I will be investigating into designing a children’s slide, making it exciting for the children whilst exercising safety.

In designing my slide, I will need to calculate an angle inclined to the horizontal for the slide, a height and the length of the slide, the material of what the slide will be made out of…

The co-efficient of friction is an important factor as it affects the velocity. In order to find a realistic co-efficient value, I will set up an experiment, where I will test different clothing material against different surface materials and establish the co-efficient of friction.

With the co-efficient value, I will use it to investigate into angle sizes inclined to the horizontal, as both these factors have an affect on velocity. An increase in the size of the angle should increase velocity. I will test different angles and with the use of the co-efficient of friction value, find out the acceleration, which must agree with the two main criteria of being safe yet exciting.

However, the angle size will also have an affect on the height of the slide and height is a main safety factor.

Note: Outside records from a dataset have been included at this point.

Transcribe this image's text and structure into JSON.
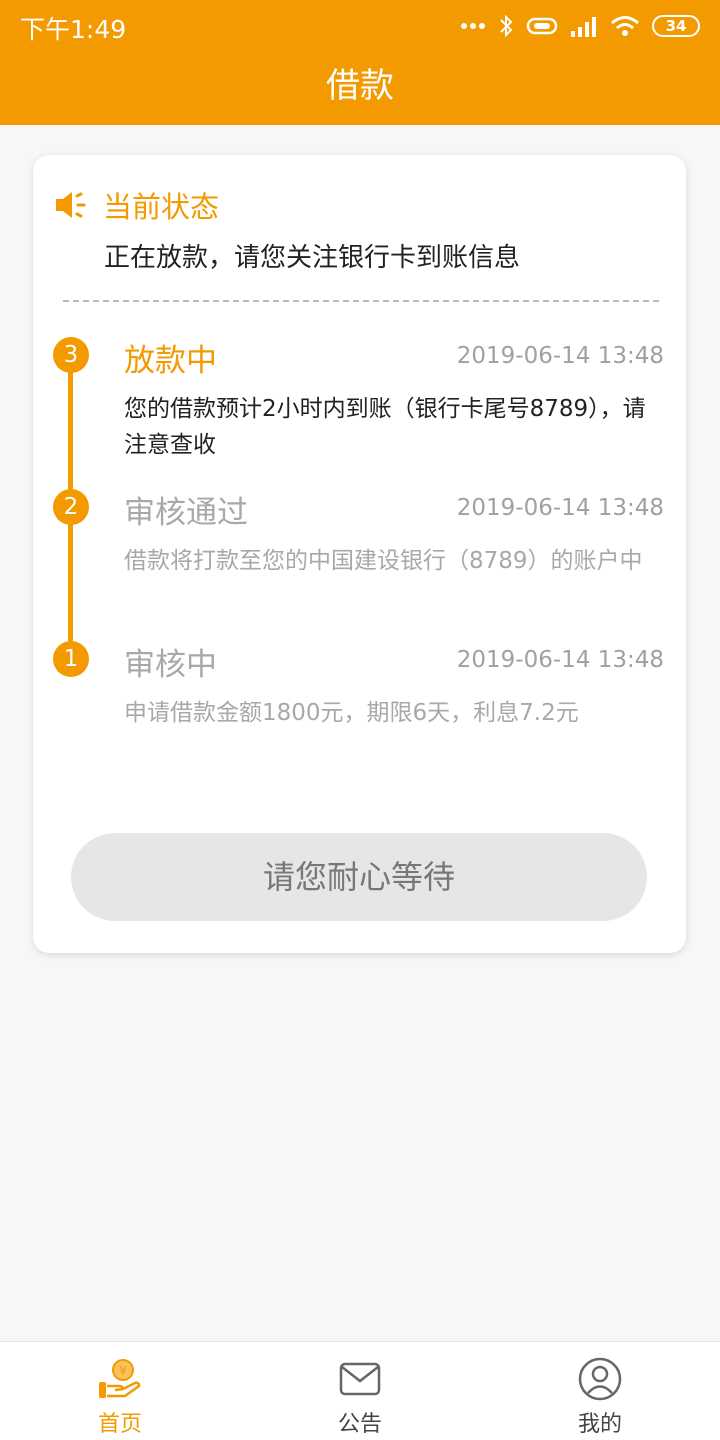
{
  "status_bar": {
    "time": "下午1:49",
    "battery": "34"
  },
  "header": {
    "title": "借款"
  },
  "status_card": {
    "heading": "当前状态",
    "message": "正在放款，请您关注银行卡到账信息"
  },
  "timeline": [
    {
      "number": "3",
      "title": "放款中",
      "time": "2019-06-14 13:48",
      "description": "您的借款预计2小时内到账（银行卡尾号8789），请注意查收",
      "state": "active"
    },
    {
      "number": "2",
      "title": "审核通过",
      "time": "2019-06-14 13:48",
      "description": "借款将打款至您的中国建设银行（8789）的账户中",
      "state": "inactive"
    },
    {
      "number": "1",
      "title": "审核中",
      "time": "2019-06-14 13:48",
      "description": "申请借款金额1800元，期限6天，利息7.2元",
      "state": "inactive"
    }
  ],
  "action": {
    "wait_label": "请您耐心等待"
  },
  "tabbar": {
    "items": [
      {
        "label": "首页",
        "icon": "hand-coin-icon",
        "active": true
      },
      {
        "label": "公告",
        "icon": "envelope-icon",
        "active": false
      },
      {
        "label": "我的",
        "icon": "user-circle-icon",
        "active": false
      }
    ]
  },
  "colors": {
    "accent": "#f39a00",
    "muted_text": "#a8a8a8",
    "button_bg": "#e6e6e6"
  }
}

The height must not be too high in case the child falls.

Having looked as slides it appears that the height of the slide is approximately just over double the size of the children, thus approximately 2 metres.

In addition all these factors will be used in calculating the time of the journey, velocity, acceleration and where the child will land, and thus I will be able to see if the model slide is realistic by comparing my results to real life slides.

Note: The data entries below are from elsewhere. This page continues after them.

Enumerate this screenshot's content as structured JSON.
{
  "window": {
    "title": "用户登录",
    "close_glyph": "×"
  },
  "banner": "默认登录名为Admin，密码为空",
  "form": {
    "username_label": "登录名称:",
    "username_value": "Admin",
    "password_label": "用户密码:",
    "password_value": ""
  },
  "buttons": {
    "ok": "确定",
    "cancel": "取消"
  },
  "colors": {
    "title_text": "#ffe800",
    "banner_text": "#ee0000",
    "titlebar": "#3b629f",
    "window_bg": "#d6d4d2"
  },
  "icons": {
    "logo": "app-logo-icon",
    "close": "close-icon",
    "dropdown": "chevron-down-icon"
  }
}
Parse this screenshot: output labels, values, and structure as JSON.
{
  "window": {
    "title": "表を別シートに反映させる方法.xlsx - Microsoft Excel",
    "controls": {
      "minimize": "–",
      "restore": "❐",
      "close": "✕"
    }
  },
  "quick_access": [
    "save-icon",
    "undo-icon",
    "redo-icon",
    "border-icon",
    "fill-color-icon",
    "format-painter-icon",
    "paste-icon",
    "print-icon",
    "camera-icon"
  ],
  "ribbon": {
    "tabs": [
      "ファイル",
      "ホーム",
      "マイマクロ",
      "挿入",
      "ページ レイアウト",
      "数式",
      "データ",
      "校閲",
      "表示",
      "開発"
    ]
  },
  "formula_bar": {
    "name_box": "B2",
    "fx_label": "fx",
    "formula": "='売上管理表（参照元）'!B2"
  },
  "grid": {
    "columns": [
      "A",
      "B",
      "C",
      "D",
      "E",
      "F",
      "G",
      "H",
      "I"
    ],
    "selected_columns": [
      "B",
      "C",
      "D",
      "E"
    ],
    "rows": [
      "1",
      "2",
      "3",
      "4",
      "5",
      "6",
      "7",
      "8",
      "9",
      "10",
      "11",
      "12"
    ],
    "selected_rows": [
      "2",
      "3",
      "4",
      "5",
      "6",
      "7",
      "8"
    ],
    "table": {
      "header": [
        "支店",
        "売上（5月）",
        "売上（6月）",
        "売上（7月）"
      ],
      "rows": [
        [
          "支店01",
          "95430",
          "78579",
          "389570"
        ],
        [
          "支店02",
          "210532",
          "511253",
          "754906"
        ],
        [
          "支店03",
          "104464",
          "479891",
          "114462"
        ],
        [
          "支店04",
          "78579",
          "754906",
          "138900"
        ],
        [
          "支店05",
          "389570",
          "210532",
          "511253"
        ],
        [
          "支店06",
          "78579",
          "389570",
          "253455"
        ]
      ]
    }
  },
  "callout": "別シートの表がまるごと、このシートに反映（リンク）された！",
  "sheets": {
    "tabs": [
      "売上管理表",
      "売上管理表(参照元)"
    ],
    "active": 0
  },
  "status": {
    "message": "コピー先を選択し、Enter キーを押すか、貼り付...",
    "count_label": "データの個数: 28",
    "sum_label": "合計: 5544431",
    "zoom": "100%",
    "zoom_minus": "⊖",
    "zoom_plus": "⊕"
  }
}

What makes a slide exciting yet safe:

- Speed: the slide has to be at a speed, which is fast enough for a child to enjoy the ride. However, it cannot be so fast that it may become hazardous to the child.
- Height: the height will effect the speed i.e. speed increases with height. However, the height must not become too high that it becomes dangerous.
- Velocity as slide levels off at the end: this speed needs to decelerate at a reasonable rate for the child to get off the slide safely or a speed where the child can safely project off the slide into a sand pit.

In general, there are two variables affecting the excitement and safety; the length of the slide and angle at which the slide is horizontal from.

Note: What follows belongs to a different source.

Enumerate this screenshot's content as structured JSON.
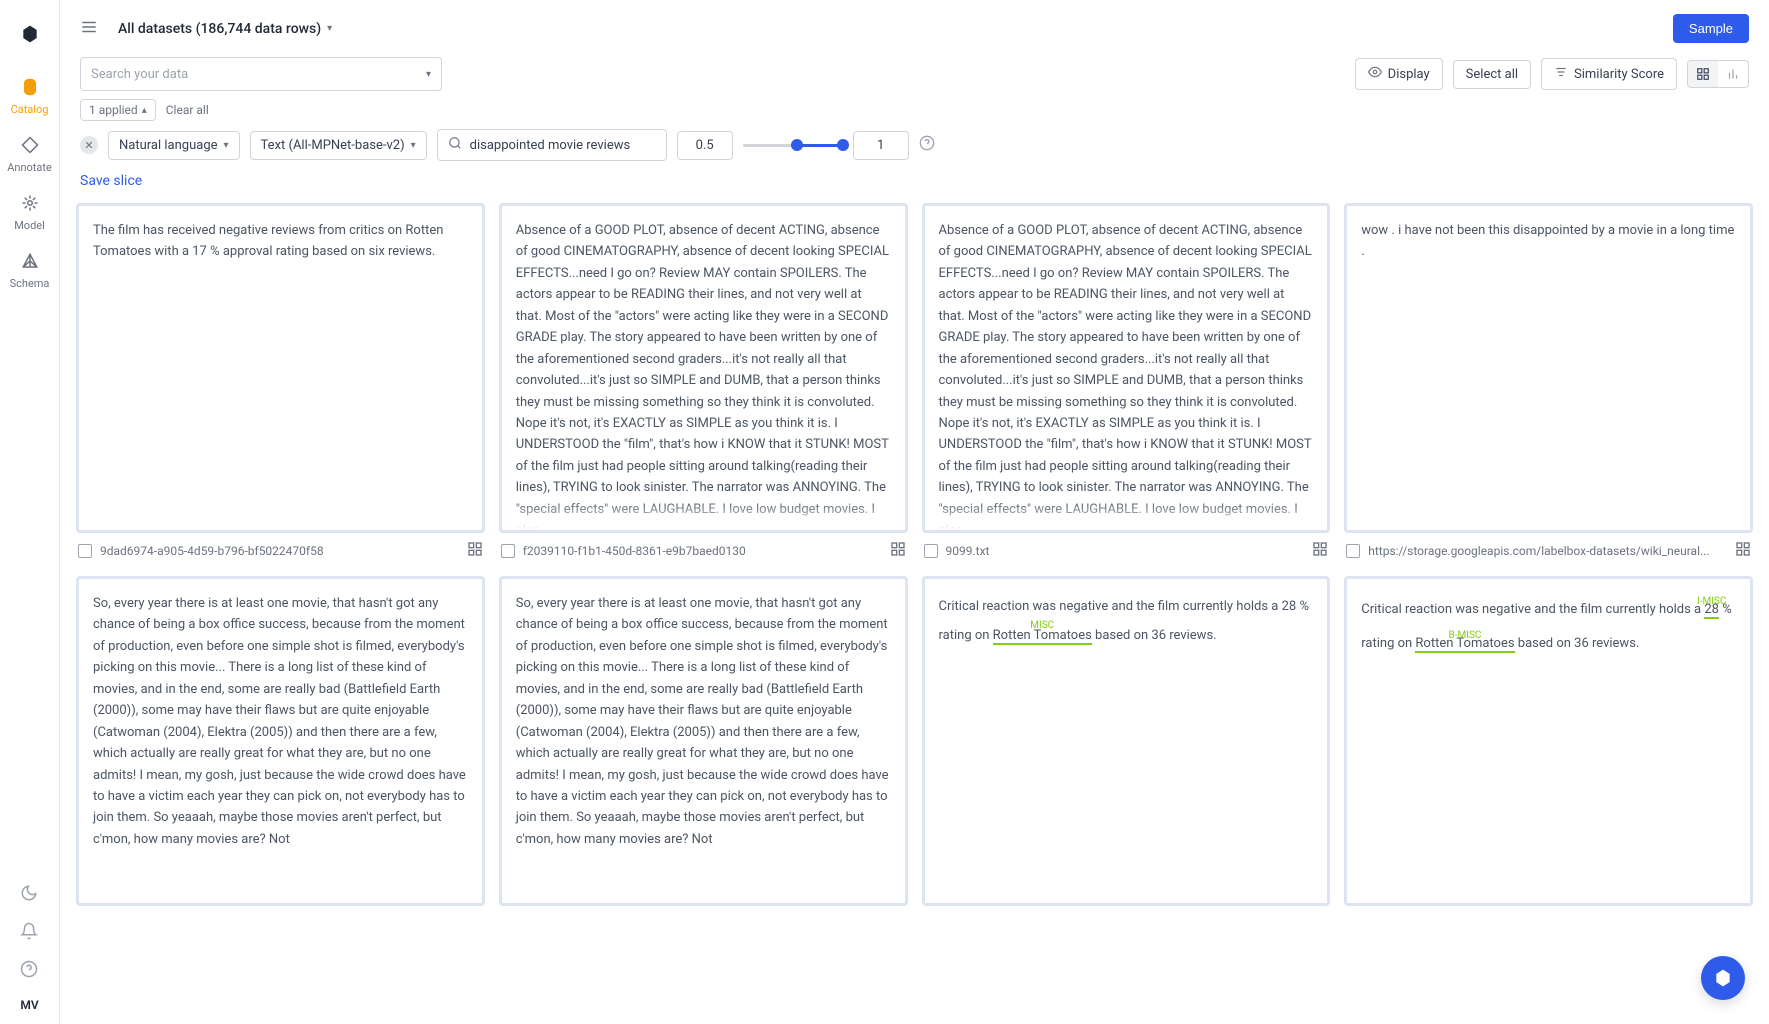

THEORY

In my investigation I will be looking at Newton’s second Law of motion, which states that ‘ the magnitude of the resultant force acting on the body is proportional to the rate of change of the body’s momentum and the direction of the force is the direction of the momentum change’.

F = ma

Where the resultant force acting on a particle will cause the particle to accelerate. The magnitude of the force is the product the mass of the product and the magnitude of the acceleration.

When an overall force is applied to an object, the acceleration will change. But the amount the acceleration change will be depend upon the magnitude of the force applied, the greater the force, the greater the acceleration will increase by.

Friction plays an important factor in acceleration and is defined as the resistance an object encounters in moving over another.

For example, moving an object over glass will be easier then moving it over sand paper. This is because sand paper exerts more frictional resistances.

A surface exerts a parallel force; this is the force of static friction.

If an increase force is applied to the object (A) , the frictional force will have increased too until a maximum frictional force is reached and it is here when friction is said to be ‘ limiting’. Thus the object will begin to move.

Once the object begins to move, the frictional force opposing the relative motion remains a constant value (μN, where μ is the co-efficient of friction and N is the normal contact force).

The co-efficient of friction is a number, which represents the friction between two surfaces. The nature of the surface determines the co-efficient of friction, for instance glass has a low co-efficient of friction, while sand has a higher one. However, I will further investigate into the co-efficient of friction and determine a suitable one for my slide.

Gravity is acted on a child as he/she slides down the slide, which is denoted in the formula as ‘g’.

The direction of which the child travels down is considered positive; therefore the frictional force being against the direction travelled is denoted with a negative sign:

- μmg = ma

In this case the resultant force (F) is the frictional force, which consists of the coefficient of friction and gravity.

### Calculations from data collected

The purpose of the testing is to find the co-efficient of friction of each material.

In order to do so the angle must be calculated, the following formula is used given that the length opposite the angle and the hypotenuse is known:

Opposite

Sin θ=

Hypotenuse

To find the coefficient of static friction (μ) between the surface and the clothing, Newton’s second law is applied: